## [Web page and app entries]
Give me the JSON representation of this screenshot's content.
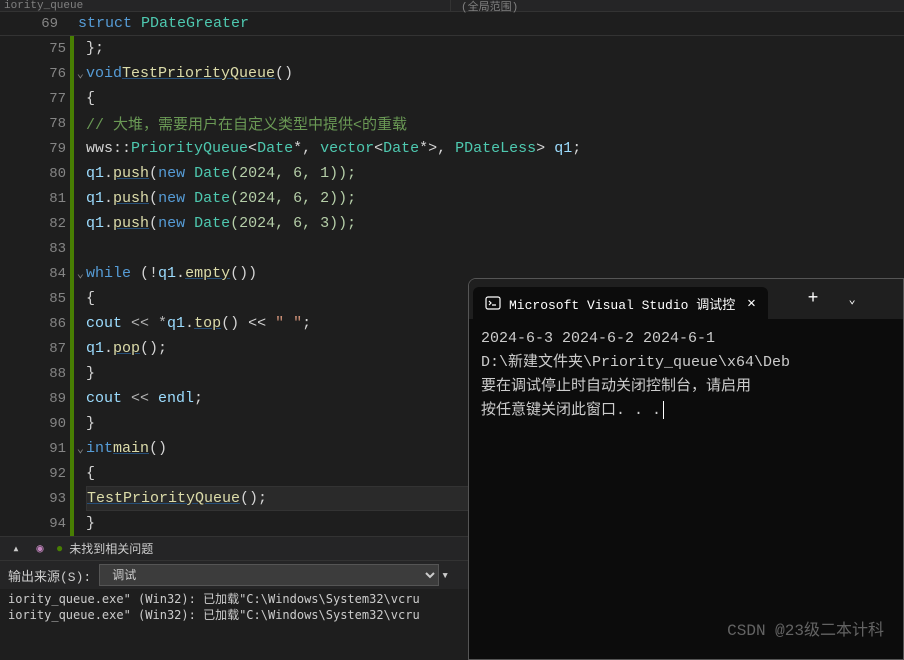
{
  "top_bar": {
    "left": "iority_queue",
    "right": "(全局范围)"
  },
  "struct_line": {
    "num": "69",
    "kw": "struct",
    "name": "PDateGreater"
  },
  "watermark": "CSDN @23级二本计科",
  "gutter": [
    {
      "n": "75"
    },
    {
      "n": "76",
      "fold": true
    },
    {
      "n": "77"
    },
    {
      "n": "78"
    },
    {
      "n": "79"
    },
    {
      "n": "80"
    },
    {
      "n": "81"
    },
    {
      "n": "82"
    },
    {
      "n": "83"
    },
    {
      "n": "84",
      "fold": true
    },
    {
      "n": "85"
    },
    {
      "n": "86"
    },
    {
      "n": "87"
    },
    {
      "n": "88"
    },
    {
      "n": "89"
    },
    {
      "n": "90"
    },
    {
      "n": "91",
      "fold": true
    },
    {
      "n": "92"
    },
    {
      "n": "93"
    },
    {
      "n": "94"
    }
  ],
  "code": {
    "l75": "};",
    "l76": {
      "kw1": "void",
      "fn": "TestPriorityQueue",
      "pun": "()"
    },
    "l77": "{",
    "l78": "// 大堆，需要用户在自定义类型中提供<的重载",
    "l79": {
      "ns": "wws::",
      "cls1": "PriorityQueue",
      "lt": "<",
      "cls2": "Date",
      "ptr1": "*, ",
      "cls3": "vector",
      "lt2": "<",
      "cls4": "Date",
      "ptr2": "*>, ",
      "cls5": "PDateLess",
      "gt": ">",
      "var": " q1",
      "semi": ";"
    },
    "l80": {
      "var": "q1",
      "dot": ".",
      "fn": "push",
      "op": "(",
      "kw": "new",
      "sp": " ",
      "cls": "Date",
      "args": "(2024, 6, 1));"
    },
    "l81": {
      "var": "q1",
      "dot": ".",
      "fn": "push",
      "op": "(",
      "kw": "new",
      "sp": " ",
      "cls": "Date",
      "args": "(2024, 6, 2));"
    },
    "l82": {
      "var": "q1",
      "dot": ".",
      "fn": "push",
      "op": "(",
      "kw": "new",
      "sp": " ",
      "cls": "Date",
      "args": "(2024, 6, 3));"
    },
    "l84": {
      "kw": "while",
      "op": " (!",
      "var": "q1",
      "dot": ".",
      "fn": "empty",
      "end": "())"
    },
    "l85": "{",
    "l86": {
      "var1": "cout",
      "op": " << *",
      "var2": "q1",
      "dot": ".",
      "fn": "top",
      "mid": "() << ",
      "str": "\" \"",
      "semi": ";"
    },
    "l87": {
      "var": "q1",
      "dot": ".",
      "fn": "pop",
      "end": "();"
    },
    "l88": "}",
    "l89": {
      "var1": "cout",
      "op": " << ",
      "var2": "endl",
      "semi": ";"
    },
    "l90": "}",
    "l91": {
      "kw": "int",
      "fn": "main",
      "pun": "()"
    },
    "l92": "{",
    "l93": {
      "fn": "TestPriorityQueue",
      "end": "();"
    },
    "l94": "}"
  },
  "status": {
    "no_issues": "未找到相关问题"
  },
  "output": {
    "label": "输出来源(S):",
    "source": "调试",
    "line1": "iority_queue.exe\" (Win32): 已加载\"C:\\Windows\\System32\\vcru",
    "line2": "iority_queue.exe\" (Win32): 已加载\"C:\\Windows\\System32\\vcru"
  },
  "console": {
    "title": "Microsoft Visual Studio 调试控",
    "line1": "2024-6-3 2024-6-2 2024-6-1",
    "line2": "",
    "line3": "D:\\新建文件夹\\Priority_queue\\x64\\Deb",
    "line4": "要在调试停止时自动关闭控制台，请启用",
    "line5": "按任意键关闭此窗口. . ."
  }
}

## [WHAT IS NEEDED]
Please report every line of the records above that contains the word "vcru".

## [RESPONSE TO THIS EXERCISE]
    "line1": "iority_queue.exe\" (Win32): 已加载\"C:\\Windows\\System32\\vcru",
    "line2": "iority_queue.exe\" (Win32): 已加载\"C:\\Windows\\System32\\vcru"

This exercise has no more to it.